Requirement: Filter this data down to the lines that hold "description", and copy them.

(Beginning of Information given)

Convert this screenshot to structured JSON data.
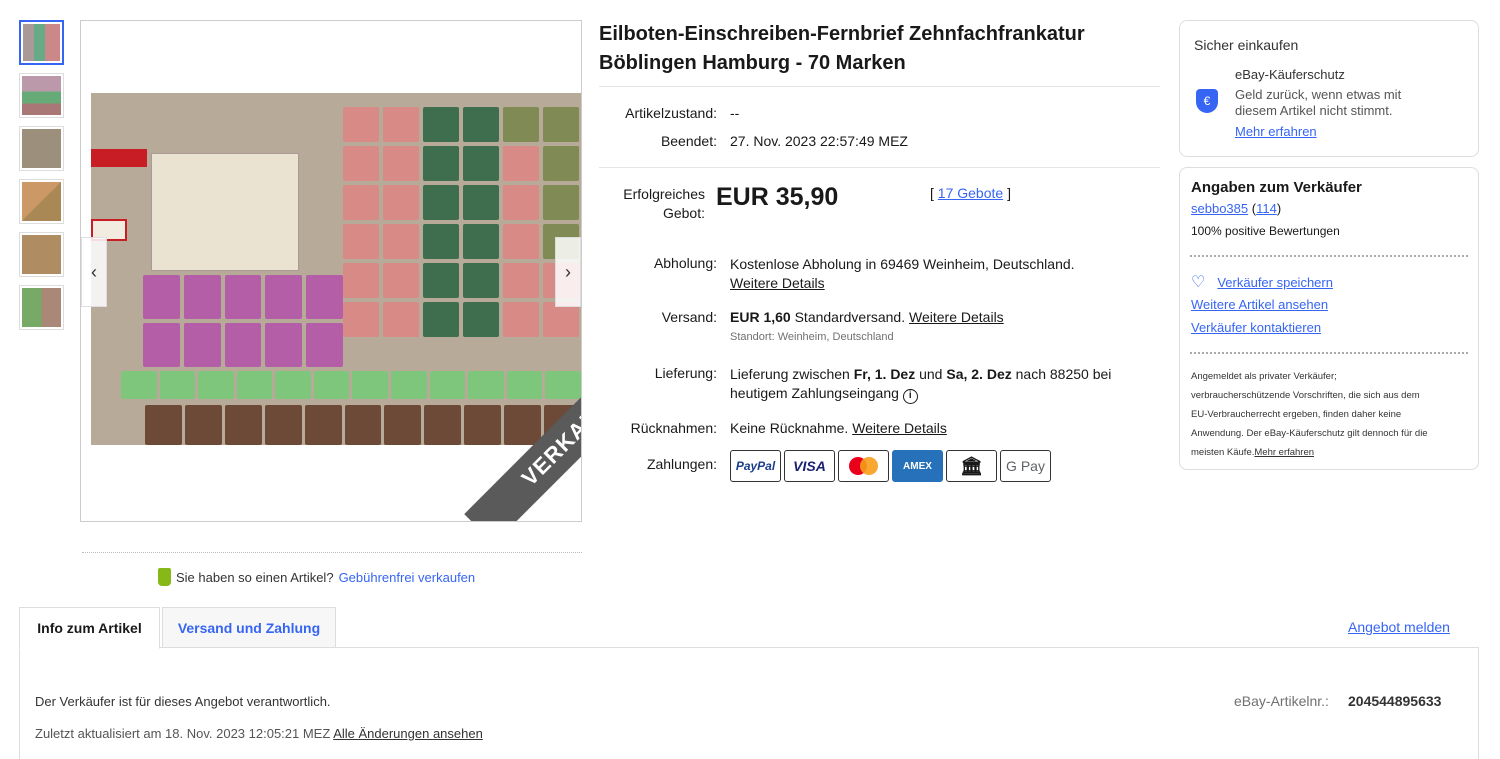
{
  "gallery": {
    "thumbnails": [
      "thumb-1",
      "thumb-2",
      "thumb-3",
      "thumb-4",
      "thumb-5",
      "thumb-6"
    ],
    "selected_index": 0,
    "sold_label": "VERKAUFT"
  },
  "sell_prompt": {
    "question": "Sie haben so einen Artikel?",
    "link": "Gebührenfrei verkaufen"
  },
  "item": {
    "title": "Eilboten-Einschreiben-Fernbrief Zehnfachfrankatur Böblingen Hamburg - 70 Marken",
    "condition_label": "Artikelzustand:",
    "condition_value": "--",
    "ended_label": "Beendet:",
    "ended_value": "27. Nov. 2023 22:57:49 MEZ",
    "bid_label_1": "Erfolgreiches",
    "bid_label_2": "Gebot:",
    "price": "EUR 35,90",
    "bids_link": "17 Gebote",
    "bids_open": "[",
    "bids_close": "]",
    "pickup_label": "Abholung:",
    "pickup_value": "Kostenlose Abholung in 69469 Weinheim, Deutschland.",
    "pickup_link": "Weitere Details",
    "shipping_label": "Versand:",
    "shipping_price": "EUR 1,60",
    "shipping_text": "Standardversand.",
    "shipping_link": "Weitere Details",
    "location": "Standort: Weinheim, Deutschland",
    "delivery_label": "Lieferung:",
    "delivery_1": "Lieferung zwischen",
    "delivery_d1": "Fr, 1. Dez",
    "delivery_2": "und",
    "delivery_d2": "Sa, 2. Dez",
    "delivery_3": "nach 88250 bei",
    "delivery_4": "heutigem Zahlungseingang",
    "returns_label": "Rücknahmen:",
    "returns_value": "Keine Rücknahme.",
    "returns_link": "Weitere Details",
    "payments_label": "Zahlungen:",
    "payments": [
      "PayPal",
      "VISA",
      "Mastercard",
      "AMEX",
      "bank-transfer",
      "G Pay"
    ]
  },
  "protection": {
    "heading": "Sicher einkaufen",
    "title": "eBay-Käuferschutz",
    "line1": "Geld zurück, wenn etwas mit",
    "line2": "diesem Artikel nicht stimmt.",
    "link": "Mehr erfahren"
  },
  "seller": {
    "heading": "Angaben zum Verkäufer",
    "name": "sebbo385",
    "score": "114",
    "feedback": "100% positive Bewertungen",
    "save": "Verkäufer speichern",
    "more_items": "Weitere Artikel ansehen",
    "contact": "Verkäufer kontaktieren",
    "note_1": "Angemeldet als privater Verkäufer;",
    "note_2": "verbraucherschützende Vorschriften, die sich aus dem",
    "note_3": "EU-Verbraucherrecht ergeben, finden daher keine",
    "note_4": "Anwendung. Der eBay-Käuferschutz gilt dennoch für die",
    "note_5": "meisten Käufe.",
    "note_link": "Mehr erfahren"
  },
  "tabs": {
    "info": "Info zum Artikel",
    "shipping": "Versand und Zahlung",
    "report": "Angebot melden"
  },
  "details": {
    "responsible": "Der Verkäufer ist für dieses Angebot verantwortlich.",
    "item_no_label": "eBay-Artikelnr.:",
    "item_no": "204544895633",
    "updated": "Zuletzt aktualisiert am 18. Nov. 2023 12:05:21 MEZ",
    "changes_link": "Alle Änderungen ansehen"
  }
}
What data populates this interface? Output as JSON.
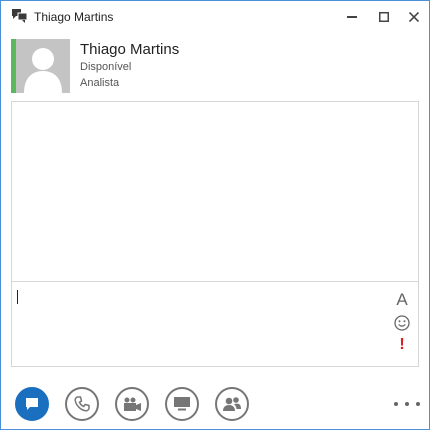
{
  "window": {
    "title": "Thiago Martins",
    "controls": [
      "minimize",
      "maximize",
      "close"
    ]
  },
  "contact": {
    "name": "Thiago Martins",
    "status": "Disponível",
    "job_title": "Analista",
    "presence_color": "#5cb85c"
  },
  "compose": {
    "tools": [
      "font-icon",
      "emoticon-icon",
      "priority-icon"
    ],
    "font_glyph": "A",
    "priority_glyph": "!"
  },
  "toolbar": {
    "buttons": [
      "im-icon",
      "phone-icon",
      "video-icon",
      "present-icon",
      "people-icon"
    ],
    "active_color": "#1a6fbf",
    "more": "more-options-icon"
  }
}
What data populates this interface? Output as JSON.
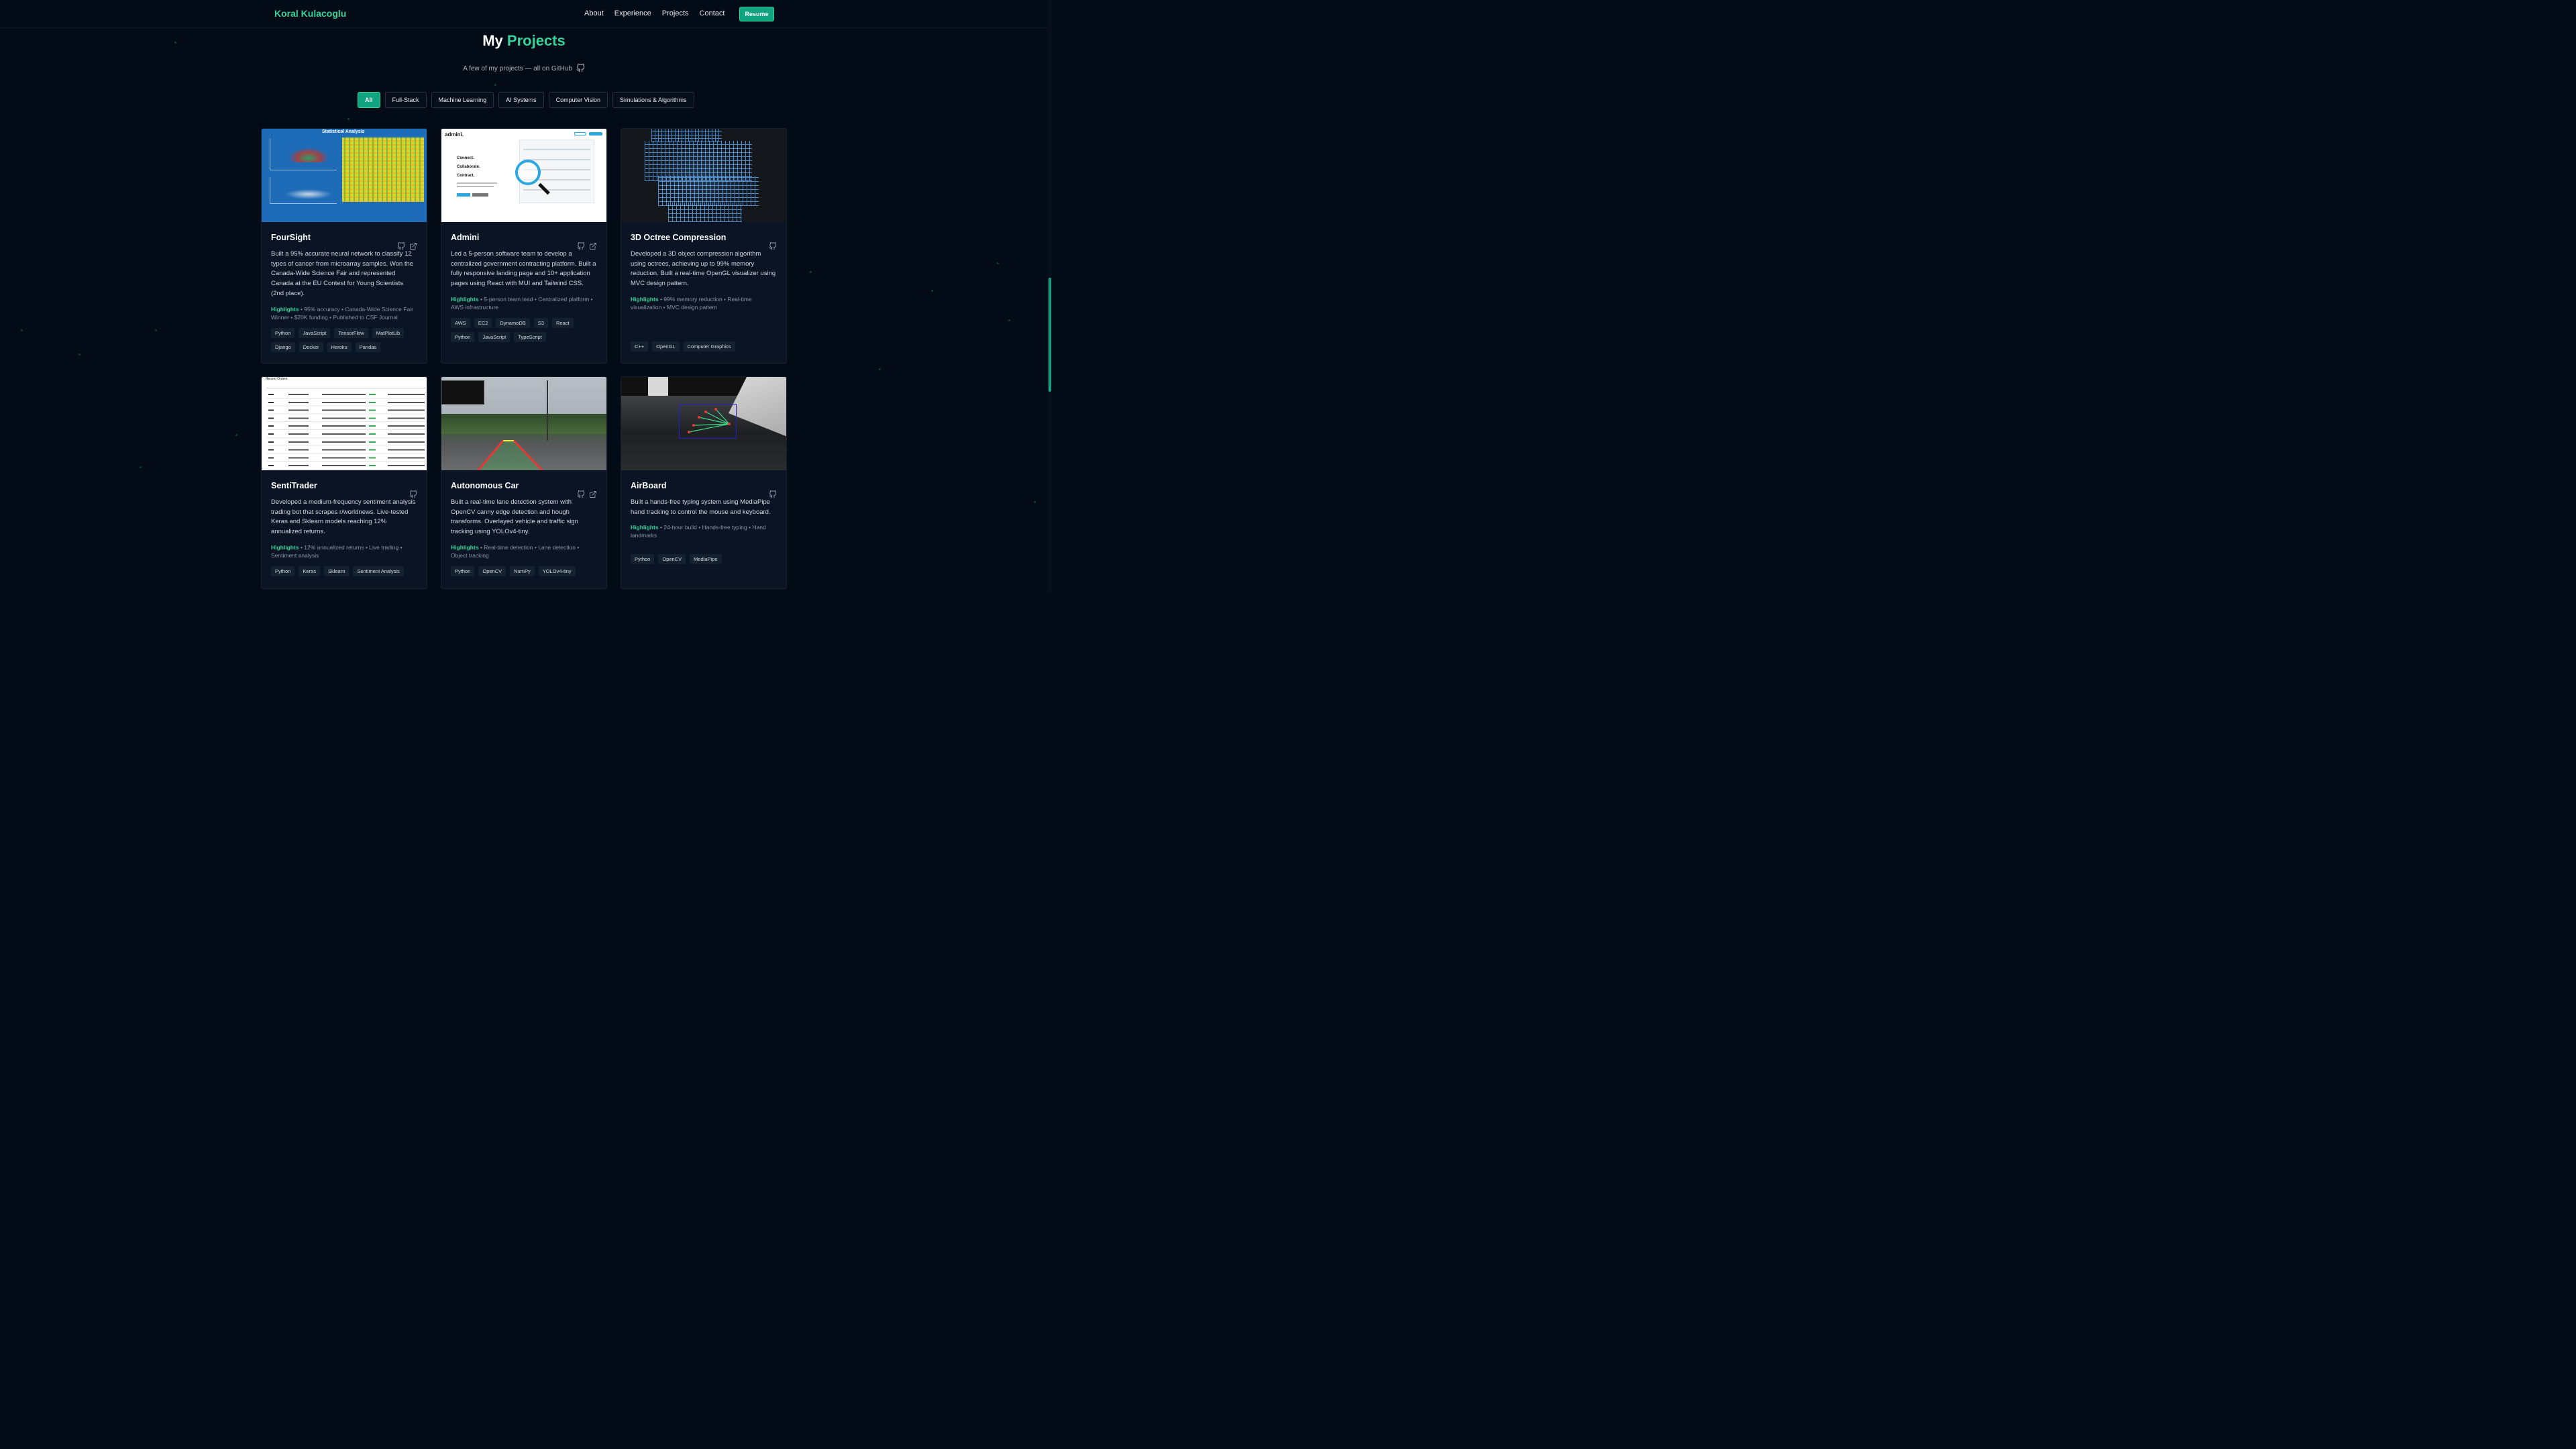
{
  "nav": {
    "brand": "Koral Kulacoglu",
    "links": [
      "About",
      "Experience",
      "Projects",
      "Contact"
    ],
    "resume": "Resume"
  },
  "header": {
    "title_prefix": "My",
    "title_accent": "Projects",
    "subtitle": "A few of my projects — all on GitHub"
  },
  "filters": [
    "All",
    "Full-Stack",
    "Machine Learning",
    "AI Systems",
    "Computer Vision",
    "Simulations & Algorithms"
  ],
  "active_filter": "All",
  "accent_color": "#34d399",
  "projects": [
    {
      "title": "FourSight",
      "description": "Built a 95% accurate neural network to classify 12 types of cancer from microarray samples. Won the Canada-Wide Science Fair and represented Canada at the EU Contest for Young Scientists (2nd place).",
      "highlights_label": "Highlights",
      "highlights": "• 95% accuracy • Canada-Wide Science Fair Winner • $20K funding • Published to CSF Journal",
      "tags": [
        "Python",
        "JavaScript",
        "TensorFlow",
        "MatPlotLib",
        "Django",
        "Docker",
        "Heroku",
        "Pandas"
      ],
      "icons": [
        "github-icon",
        "external-link-icon"
      ],
      "thumb_text": "Statistical Analysis"
    },
    {
      "title": "Admini",
      "description": "Led a 5-person software team to develop a centralized government contracting platform. Built a fully responsive landing page and 10+ application pages using React with MUI and Tailwind CSS.",
      "highlights_label": "Highlights",
      "highlights": "• 5-person team lead • Centralized platform • AWS infrastructure",
      "tags": [
        "AWS",
        "EC2",
        "DynamoDB",
        "S3",
        "React",
        "Python",
        "JavaScript",
        "TypeScript"
      ],
      "icons": [
        "github-icon",
        "external-link-icon"
      ],
      "thumb_text": "admini."
    },
    {
      "title": "3D Octree Compression",
      "description": "Developed a 3D object compression algorithm using octrees, achieving up to 99% memory reduction. Built a real-time OpenGL visualizer using MVC design pattern.",
      "highlights_label": "Highlights",
      "highlights": "• 99% memory reduction • Real-time visualization • MVC design pattern",
      "tags": [
        "C++",
        "OpenGL",
        "Computer Graphics"
      ],
      "icons": [
        "github-icon"
      ]
    },
    {
      "title": "SentiTrader",
      "description": "Developed a medium-frequency sentiment analysis trading bot that scrapes r/worldnews. Live-tested Keras and Sklearn models reaching 12% annualized returns.",
      "highlights_label": "Highlights",
      "highlights": "• 12% annualized returns • Live trading • Sentiment analysis",
      "tags": [
        "Python",
        "Keras",
        "Sklearn",
        "Sentiment Analysis"
      ],
      "icons": [
        "github-icon"
      ],
      "thumb_text": "Recent Orders"
    },
    {
      "title": "Autonomous Car",
      "description": "Built a real-time lane detection system with OpenCV canny edge detection and hough transforms. Overlayed vehicle and traffic sign tracking using YOLOv4-tiny.",
      "highlights_label": "Highlights",
      "highlights": "• Real-time detection • Lane detection • Object tracking",
      "tags": [
        "Python",
        "OpenCV",
        "NumPy",
        "YOLOv4-tiny"
      ],
      "icons": [
        "github-icon",
        "external-link-icon"
      ]
    },
    {
      "title": "AirBoard",
      "description": "Built a hands-free typing system using MediaPipe hand tracking to control the mouse and keyboard.",
      "highlights_label": "Highlights",
      "highlights": "• 24-hour build • Hands-free typing • Hand landmarks",
      "tags": [
        "Python",
        "OpenCV",
        "MediaPipe"
      ],
      "icons": [
        "github-icon"
      ]
    }
  ]
}
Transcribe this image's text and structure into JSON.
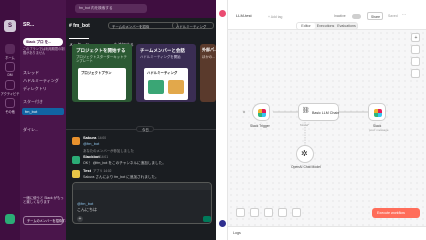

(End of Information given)

Task solution:
      "description": "Built a 95% accurate neural network to classify 12 types of cancer from microarray samples. Won the Canada-Wide Science Fair and represented Canada at the EU Contest for Young Scientists (2nd place).",
      "description": "Led a 5-person software team to develop a centralized government contracting platform. Built a fully responsive landing page and 10+ application pages using React with MUI and Tailwind CSS.",
      "description": "Developed a 3D object compression algorithm using octrees, achieving up to 99% memory reduction. Built a real-time OpenGL visualizer using MVC design pattern.",
      "description": "Developed a medium-frequency sentiment analysis trading bot that scrapes r/worldnews. Live-tested Keras and Sklearn models reaching 12% annualized returns.",
      "description": "Built a real-time lane detection system with OpenCV canny edge detection and hough transforms. Overlayed vehicle and traffic sign tracking using YOLOv4-tiny.",
      "description": "Built a hands-free typing system using MediaPipe hand tracking to control the mouse and keyboard.",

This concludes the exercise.